WORK TASK> Go line by line through the records below. Copy whichever lines contain the string "merge".

Component data from apps and pages:
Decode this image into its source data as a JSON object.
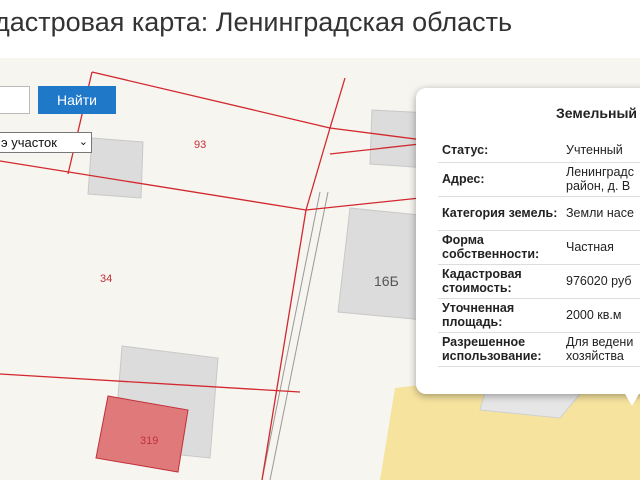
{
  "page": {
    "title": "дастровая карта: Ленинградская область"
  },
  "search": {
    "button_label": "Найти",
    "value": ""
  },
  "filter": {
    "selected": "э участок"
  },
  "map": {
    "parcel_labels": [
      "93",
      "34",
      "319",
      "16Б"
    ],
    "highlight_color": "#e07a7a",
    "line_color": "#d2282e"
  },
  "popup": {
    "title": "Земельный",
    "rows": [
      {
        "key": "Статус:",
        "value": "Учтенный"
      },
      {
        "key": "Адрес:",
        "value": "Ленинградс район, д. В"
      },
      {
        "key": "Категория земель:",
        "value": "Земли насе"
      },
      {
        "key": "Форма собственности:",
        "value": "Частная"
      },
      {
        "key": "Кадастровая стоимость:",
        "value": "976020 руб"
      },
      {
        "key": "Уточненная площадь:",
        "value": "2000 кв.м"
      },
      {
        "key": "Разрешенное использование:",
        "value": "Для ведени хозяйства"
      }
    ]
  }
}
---
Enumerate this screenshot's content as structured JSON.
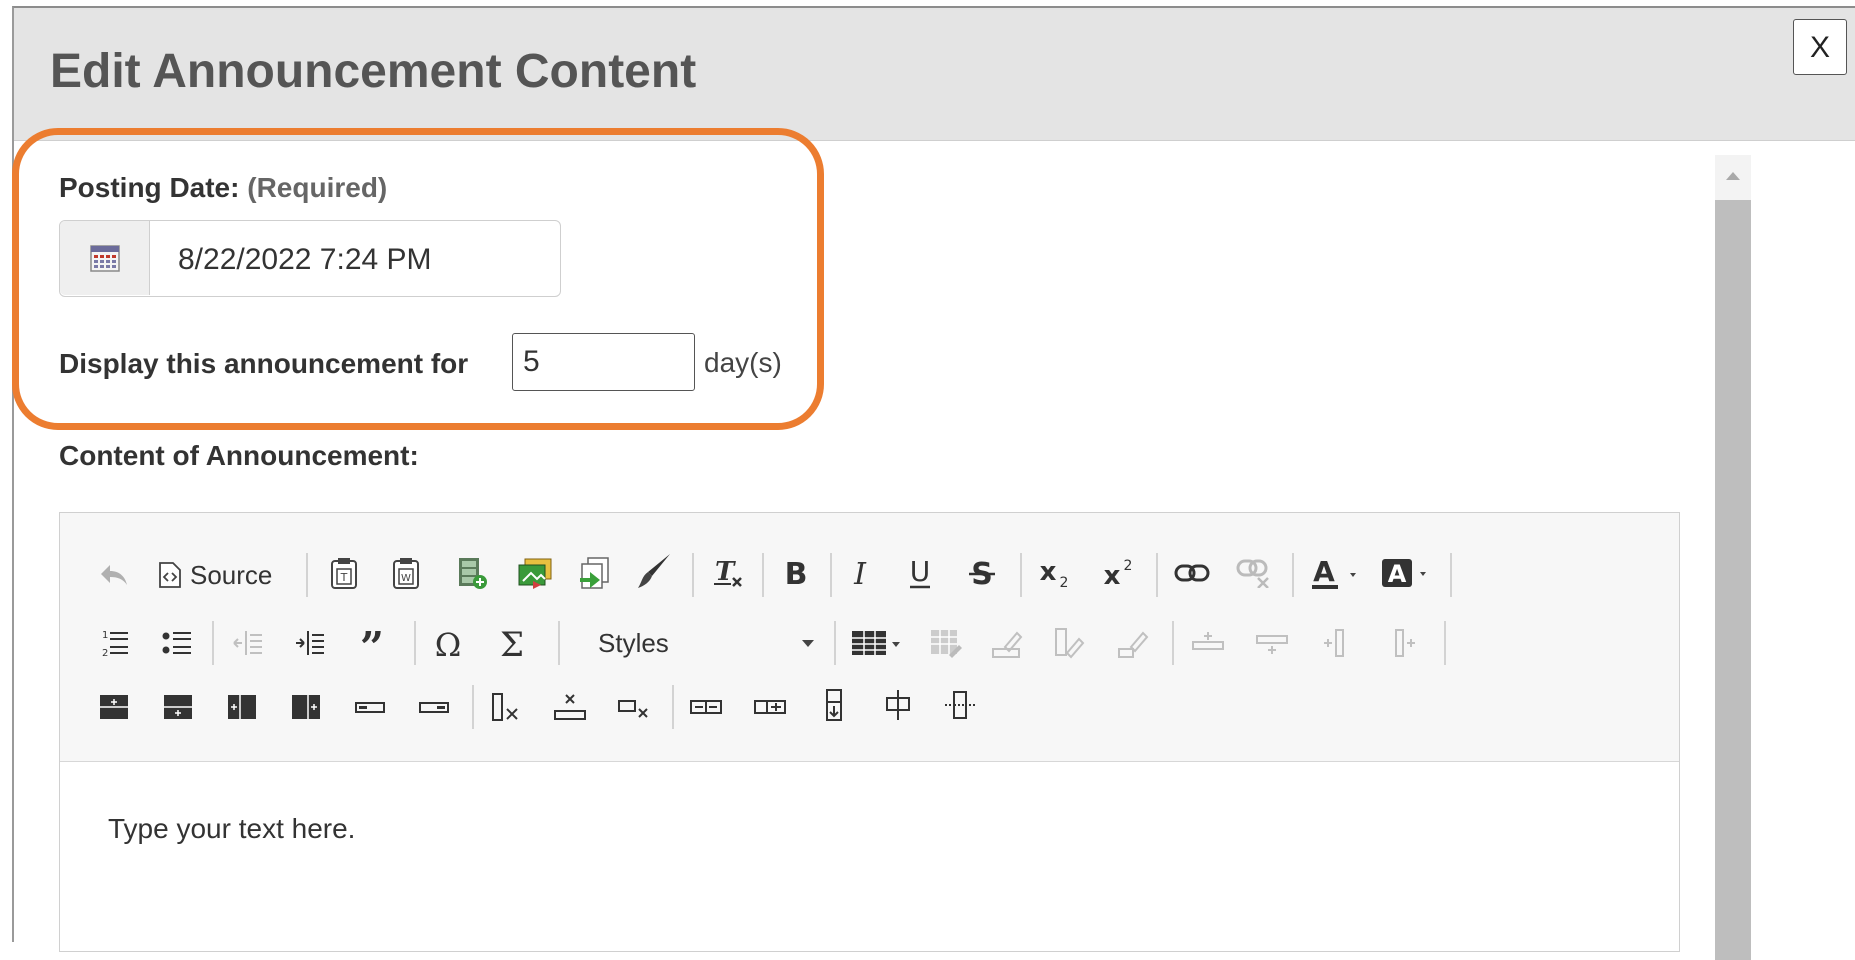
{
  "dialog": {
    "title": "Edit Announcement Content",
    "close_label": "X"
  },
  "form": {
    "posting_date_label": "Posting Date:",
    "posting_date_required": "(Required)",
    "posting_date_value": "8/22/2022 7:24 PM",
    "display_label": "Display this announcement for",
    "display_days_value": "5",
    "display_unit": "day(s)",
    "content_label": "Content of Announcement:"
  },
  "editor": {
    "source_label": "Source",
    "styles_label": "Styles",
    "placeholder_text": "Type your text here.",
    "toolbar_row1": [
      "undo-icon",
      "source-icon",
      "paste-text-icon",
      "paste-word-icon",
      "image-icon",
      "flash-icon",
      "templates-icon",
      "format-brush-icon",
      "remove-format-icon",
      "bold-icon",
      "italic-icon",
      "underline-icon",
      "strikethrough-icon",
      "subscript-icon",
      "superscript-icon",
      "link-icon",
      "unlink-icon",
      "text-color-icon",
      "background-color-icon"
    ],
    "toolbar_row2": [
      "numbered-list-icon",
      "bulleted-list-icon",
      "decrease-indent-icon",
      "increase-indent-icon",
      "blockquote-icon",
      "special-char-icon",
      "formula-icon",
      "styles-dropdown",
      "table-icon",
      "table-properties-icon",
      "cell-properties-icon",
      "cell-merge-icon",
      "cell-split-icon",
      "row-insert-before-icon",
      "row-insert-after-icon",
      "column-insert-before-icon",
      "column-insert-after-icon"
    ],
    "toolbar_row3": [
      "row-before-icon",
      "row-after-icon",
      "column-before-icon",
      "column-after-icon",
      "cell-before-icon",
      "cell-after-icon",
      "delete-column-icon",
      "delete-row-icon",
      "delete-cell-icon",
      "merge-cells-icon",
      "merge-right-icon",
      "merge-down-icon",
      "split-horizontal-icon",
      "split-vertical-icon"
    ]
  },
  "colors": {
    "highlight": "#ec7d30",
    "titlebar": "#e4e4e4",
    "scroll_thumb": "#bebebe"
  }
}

SOLUTION TO THIS TASK>
      "cell-merge-icon",
      "merge-cells-icon",
      "merge-right-icon",
      "merge-down-icon",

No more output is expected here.